    Tian F, Hosseinkhani H, Hosseinkhani M, et al. Quantitative analysis of cell adhesion on aligned micro- and nanofibers. J Biomed Mater Res A 2008; 84: 291–299. Web of SciencePubMedGoogle Scholar

  • [26]

    Vaesken A, Heim F, Chakfe N. Fiber heart valve prosthesis: influence of the fabric construction parameters on the valve fatigue performances. J Mech Behav Biomed Mater 2014; 40: 69–74. Web of ScienceCrossrefPubMedGoogle Scholar

  • [27]

    Yang F, Murugan R, Wang S, Ramakrishna S. Electrospinning of nano/micro scale poly(L-lactic acid) aligned fibers and their potential in neural tissue engineering. Biomaterials 2006; 26: 2603–2610. Google Scholar

  • [28]

    Zegdi R, Ciobotaru V, Noghin M, et al. Is it reasonable to treat all calcified stenotic aortic valves with a valved stent? Results from a human anatomic study in adults. J Am Coll Cardiol 2008; 51: 579–584. CrossrefPubMedWeb of ScienceGoogle Scholar

  • [29]

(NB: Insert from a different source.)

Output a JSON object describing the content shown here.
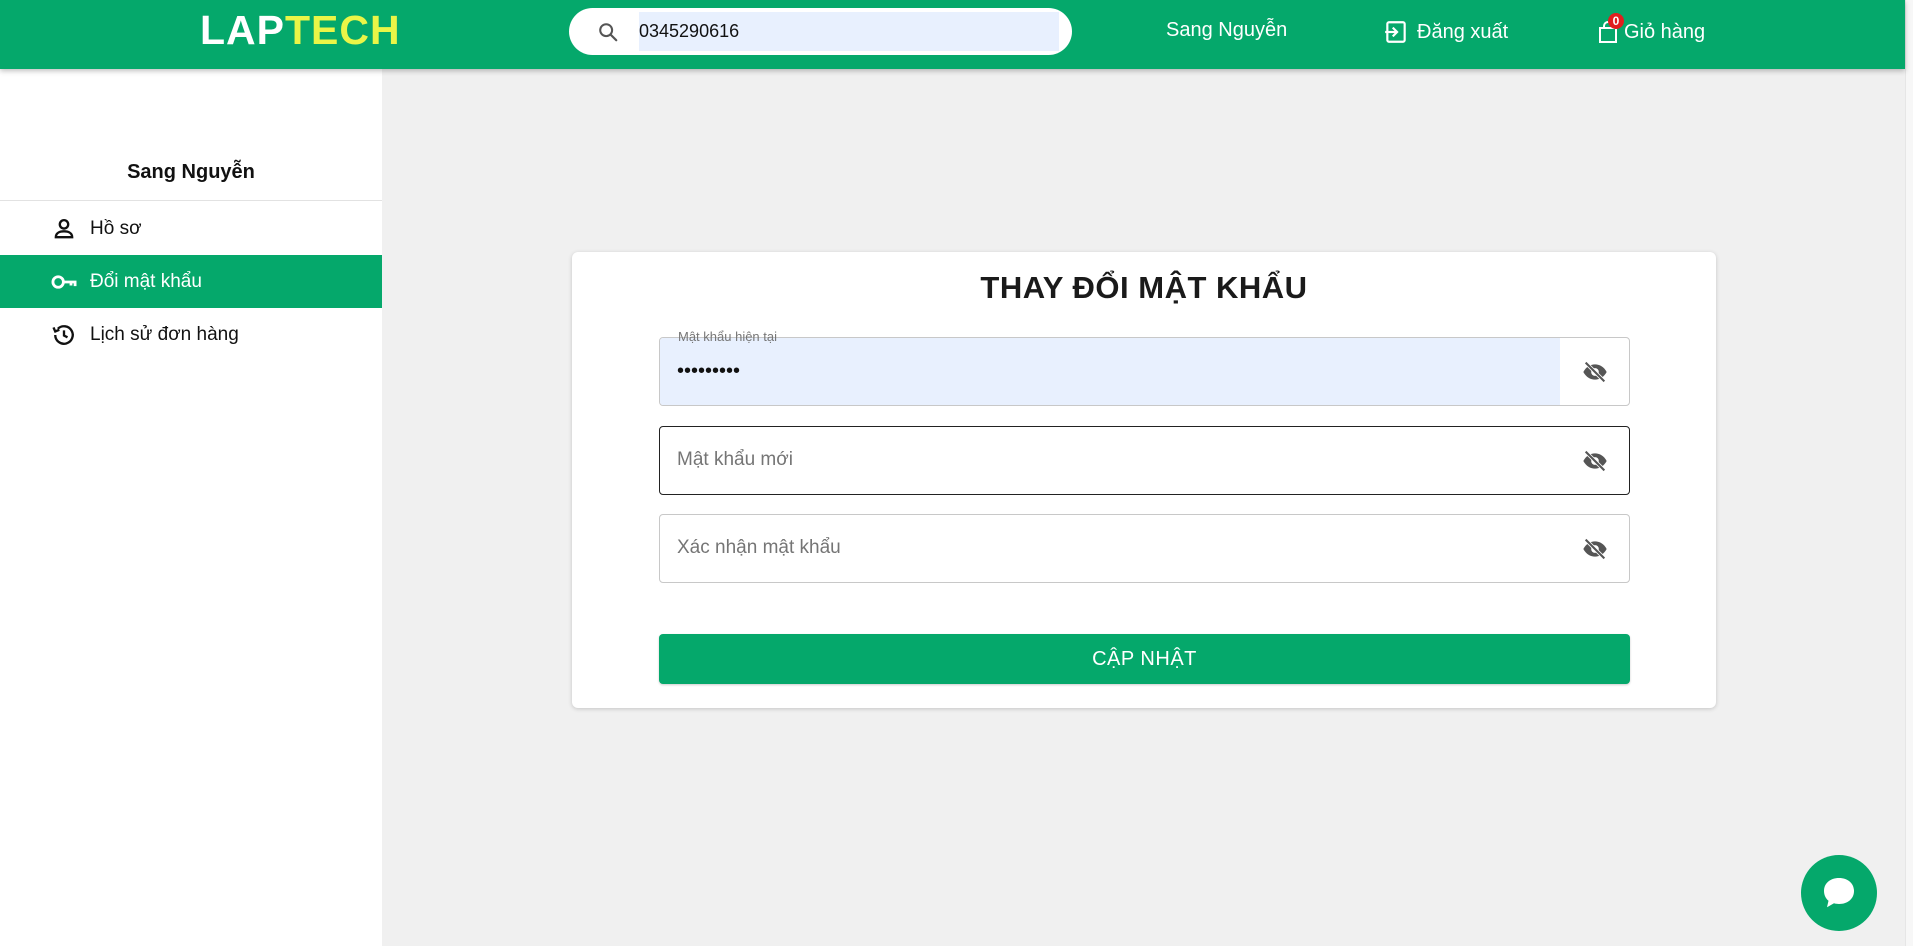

    Zhong S, Teo WE, Zhu X, Beuerman RW, Ramakrishna S, Yung LY. An aligned nanofibrous collagen scaffold by electrospinning and its effects on in vitro fibroblast culture. J Biomed Mater Res A 2006; 79: 456–463. PubMedGoogle Scholar

About the article

Received: 2016-12-05

Accepted: 2017-03-28

Published Online: 2017-05-03

Published in Print: 2018-06-27

Author Statement

Research funding: This work was partly supported by the French ANR: ANR-12-EMMA-0001.

Conflicts of interest: The authors declare no conflicts of interest.

Informed consent: Informed consent is not applicable.

Ethical approval: The research related to the animal use complies with all the relevant national regulations and institutional policies.

Citation Information: Biomedical Engineering / Biomedizinische Technik, Volume 63, Issue 3, Pages 271–278, ISSN (Online) 1862-278X, ISSN (Print) 0013-5585, DOI: https://doi.org/10.1515/bmt-2016-0242.

Export Citation

©2018 Walter de Gruyter GmbH, Berlin/Boston.Get Permission

Citing Articles

Here you can find all Crossref-listed publications in which this article is cited. If you would like to receive automatic email messages as soon as this article is cited in other publications, simply activate the “Citation Alert” on the top of this page.

Hoda Hatoum, Frederick Heim, and Lakshmi Prasad Dasi
Journal of the Mechanical Behavior of Biomedical Materials, 2018

Comments (0)

Please log in or register to comment.
Log in